═════ The data

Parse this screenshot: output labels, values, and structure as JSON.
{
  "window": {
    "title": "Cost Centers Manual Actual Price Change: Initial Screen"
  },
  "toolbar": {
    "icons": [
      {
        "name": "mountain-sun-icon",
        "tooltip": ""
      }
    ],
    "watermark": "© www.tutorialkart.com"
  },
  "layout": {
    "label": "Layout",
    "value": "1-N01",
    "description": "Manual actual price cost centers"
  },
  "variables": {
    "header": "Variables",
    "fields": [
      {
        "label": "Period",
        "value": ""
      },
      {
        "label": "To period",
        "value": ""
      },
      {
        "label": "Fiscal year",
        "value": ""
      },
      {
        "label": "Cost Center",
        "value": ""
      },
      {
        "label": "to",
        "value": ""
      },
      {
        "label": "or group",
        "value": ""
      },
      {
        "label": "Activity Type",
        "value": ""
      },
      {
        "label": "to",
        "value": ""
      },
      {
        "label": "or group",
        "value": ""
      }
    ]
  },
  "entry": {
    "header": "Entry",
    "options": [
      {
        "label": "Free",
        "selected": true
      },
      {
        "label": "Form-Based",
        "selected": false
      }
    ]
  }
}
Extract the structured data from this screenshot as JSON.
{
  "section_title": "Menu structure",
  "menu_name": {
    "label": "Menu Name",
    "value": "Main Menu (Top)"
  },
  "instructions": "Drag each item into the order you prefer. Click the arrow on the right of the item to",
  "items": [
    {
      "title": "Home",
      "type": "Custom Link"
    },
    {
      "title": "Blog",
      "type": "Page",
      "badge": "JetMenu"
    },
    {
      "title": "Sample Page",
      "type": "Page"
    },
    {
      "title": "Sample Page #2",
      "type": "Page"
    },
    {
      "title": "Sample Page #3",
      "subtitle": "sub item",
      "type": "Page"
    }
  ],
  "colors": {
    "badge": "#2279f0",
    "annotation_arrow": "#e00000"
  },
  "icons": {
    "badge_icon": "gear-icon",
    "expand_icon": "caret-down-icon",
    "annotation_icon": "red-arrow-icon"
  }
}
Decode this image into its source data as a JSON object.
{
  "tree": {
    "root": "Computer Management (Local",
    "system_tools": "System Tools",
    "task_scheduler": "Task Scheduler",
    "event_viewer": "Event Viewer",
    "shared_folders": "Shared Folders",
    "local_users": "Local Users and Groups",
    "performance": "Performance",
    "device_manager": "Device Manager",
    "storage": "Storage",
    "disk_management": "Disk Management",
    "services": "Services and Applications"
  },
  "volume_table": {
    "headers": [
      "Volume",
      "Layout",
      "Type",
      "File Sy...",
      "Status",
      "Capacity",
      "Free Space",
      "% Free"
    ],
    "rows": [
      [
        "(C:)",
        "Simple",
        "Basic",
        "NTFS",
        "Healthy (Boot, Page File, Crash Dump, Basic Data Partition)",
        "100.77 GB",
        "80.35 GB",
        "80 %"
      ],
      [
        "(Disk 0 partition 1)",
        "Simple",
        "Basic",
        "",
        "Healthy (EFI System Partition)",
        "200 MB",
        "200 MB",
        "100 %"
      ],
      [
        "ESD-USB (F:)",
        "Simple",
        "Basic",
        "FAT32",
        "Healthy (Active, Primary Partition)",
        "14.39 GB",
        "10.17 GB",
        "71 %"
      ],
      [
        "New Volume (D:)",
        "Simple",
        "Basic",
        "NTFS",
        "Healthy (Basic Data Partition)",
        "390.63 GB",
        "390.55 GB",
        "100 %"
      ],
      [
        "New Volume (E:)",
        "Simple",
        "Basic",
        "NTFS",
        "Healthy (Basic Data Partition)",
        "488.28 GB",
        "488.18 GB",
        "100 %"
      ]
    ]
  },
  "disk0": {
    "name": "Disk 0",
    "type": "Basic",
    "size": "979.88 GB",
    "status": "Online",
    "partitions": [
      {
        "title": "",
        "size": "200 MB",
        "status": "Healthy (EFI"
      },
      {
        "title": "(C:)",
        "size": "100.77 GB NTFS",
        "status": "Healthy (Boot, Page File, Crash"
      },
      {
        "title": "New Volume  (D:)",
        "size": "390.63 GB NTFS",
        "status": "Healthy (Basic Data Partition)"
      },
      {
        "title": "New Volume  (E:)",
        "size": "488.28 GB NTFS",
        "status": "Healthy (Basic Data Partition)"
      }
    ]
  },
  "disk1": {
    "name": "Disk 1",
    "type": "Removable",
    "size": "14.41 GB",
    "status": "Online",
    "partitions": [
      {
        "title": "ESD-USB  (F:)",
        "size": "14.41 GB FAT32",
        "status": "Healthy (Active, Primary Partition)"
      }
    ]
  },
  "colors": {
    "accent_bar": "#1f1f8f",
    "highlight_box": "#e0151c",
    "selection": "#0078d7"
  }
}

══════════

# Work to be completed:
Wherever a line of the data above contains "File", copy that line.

# Answer to this task:
      "File Sy...",
        "Healthy (Boot, Page File, Crash Dump, Basic Data Partition)",
        "status": "Healthy (Boot, Page File, Crash"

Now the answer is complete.